• [What needs to be done]: Every record must be output verbatim in the reply.
[[ Entries supplied, beginning ]]
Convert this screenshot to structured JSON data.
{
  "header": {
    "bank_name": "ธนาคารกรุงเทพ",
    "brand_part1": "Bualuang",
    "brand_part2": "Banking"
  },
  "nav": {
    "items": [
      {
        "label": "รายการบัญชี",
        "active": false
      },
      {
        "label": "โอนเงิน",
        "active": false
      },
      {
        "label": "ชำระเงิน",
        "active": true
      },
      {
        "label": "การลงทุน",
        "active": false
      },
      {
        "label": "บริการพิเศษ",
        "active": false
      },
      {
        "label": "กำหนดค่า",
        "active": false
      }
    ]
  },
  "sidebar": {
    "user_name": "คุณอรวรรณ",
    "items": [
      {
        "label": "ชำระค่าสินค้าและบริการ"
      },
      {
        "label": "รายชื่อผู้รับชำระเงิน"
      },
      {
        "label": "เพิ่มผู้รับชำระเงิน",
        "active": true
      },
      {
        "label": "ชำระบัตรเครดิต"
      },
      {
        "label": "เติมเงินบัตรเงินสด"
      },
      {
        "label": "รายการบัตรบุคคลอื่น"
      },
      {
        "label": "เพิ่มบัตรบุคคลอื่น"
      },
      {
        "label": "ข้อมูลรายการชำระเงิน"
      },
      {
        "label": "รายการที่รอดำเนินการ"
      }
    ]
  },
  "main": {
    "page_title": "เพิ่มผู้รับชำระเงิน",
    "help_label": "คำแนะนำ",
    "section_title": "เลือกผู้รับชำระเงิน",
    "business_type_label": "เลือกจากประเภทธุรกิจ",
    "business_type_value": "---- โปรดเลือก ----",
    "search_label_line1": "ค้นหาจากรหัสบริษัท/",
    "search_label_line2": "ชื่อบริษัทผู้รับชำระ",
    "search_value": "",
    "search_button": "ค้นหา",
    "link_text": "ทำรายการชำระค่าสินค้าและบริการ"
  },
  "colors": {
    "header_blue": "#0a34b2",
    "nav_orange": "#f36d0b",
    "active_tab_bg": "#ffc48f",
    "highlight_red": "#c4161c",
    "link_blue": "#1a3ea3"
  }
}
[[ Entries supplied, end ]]
• [Problem solution]:
Convert this screenshot to structured JSON data.
{
  "header": {
    "bank_name": "ธนาคารกรุงเทพ",
    "brand_part1": "Bualuang",
    "brand_part2": "Banking"
  },
  "nav": {
    "items": [
      {
        "label": "รายการบัญชี",
        "active": false
      },
      {
        "label": "โอนเงิน",
        "active": false
      },
      {
        "label": "ชำระเงิน",
        "active": true
      },
      {
        "label": "การลงทุน",
        "active": false
      },
      {
        "label": "บริการพิเศษ",
        "active": false
      },
      {
        "label": "กำหนดค่า",
        "active": false
      }
    ]
  },
  "sidebar": {
    "user_name": "คุณอรวรรณ",
    "items": [
      {
        "label": "ชำระค่าสินค้าและบริการ"
      },
      {
        "label": "รายชื่อผู้รับชำระเงิน"
      },
      {
        "label": "เพิ่มผู้รับชำระเงิน",
        "active": true
      },
      {
        "label": "ชำระบัตรเครดิต"
      },
      {
        "label": "เติมเงินบัตรเงินสด"
      },
      {
        "label": "รายการบัตรบุคคลอื่น"
      },
      {
        "label": "เพิ่มบัตรบุคคลอื่น"
      },
      {
        "label": "ข้อมูลรายการชำระเงิน"
      },
      {
        "label": "รายการที่รอดำเนินการ"
      }
    ]
  },
  "main": {
    "page_title": "เพิ่มผู้รับชำระเงิน",
    "help_label": "คำแนะนำ",
    "section_title": "เลือกผู้รับชำระเงิน",
    "business_type_label": "เลือกจากประเภทธุรกิจ",
    "business_type_value": "---- โปรดเลือก ----",
    "search_label_line1": "ค้นหาจากรหัสบริษัท/",
    "search_label_line2": "ชื่อบริษัทผู้รับชำระ",
    "search_value": "",
    "search_button": "ค้นหา",
    "link_text": "ทำรายการชำระค่าสินค้าและบริการ"
  },
  "colors": {
    "header_blue": "#0a34b2",
    "nav_orange": "#f36d0b",
    "active_tab_bg": "#ffc48f",
    "highlight_red": "#c4161c",
    "link_blue": "#1a3ea3"
  }
}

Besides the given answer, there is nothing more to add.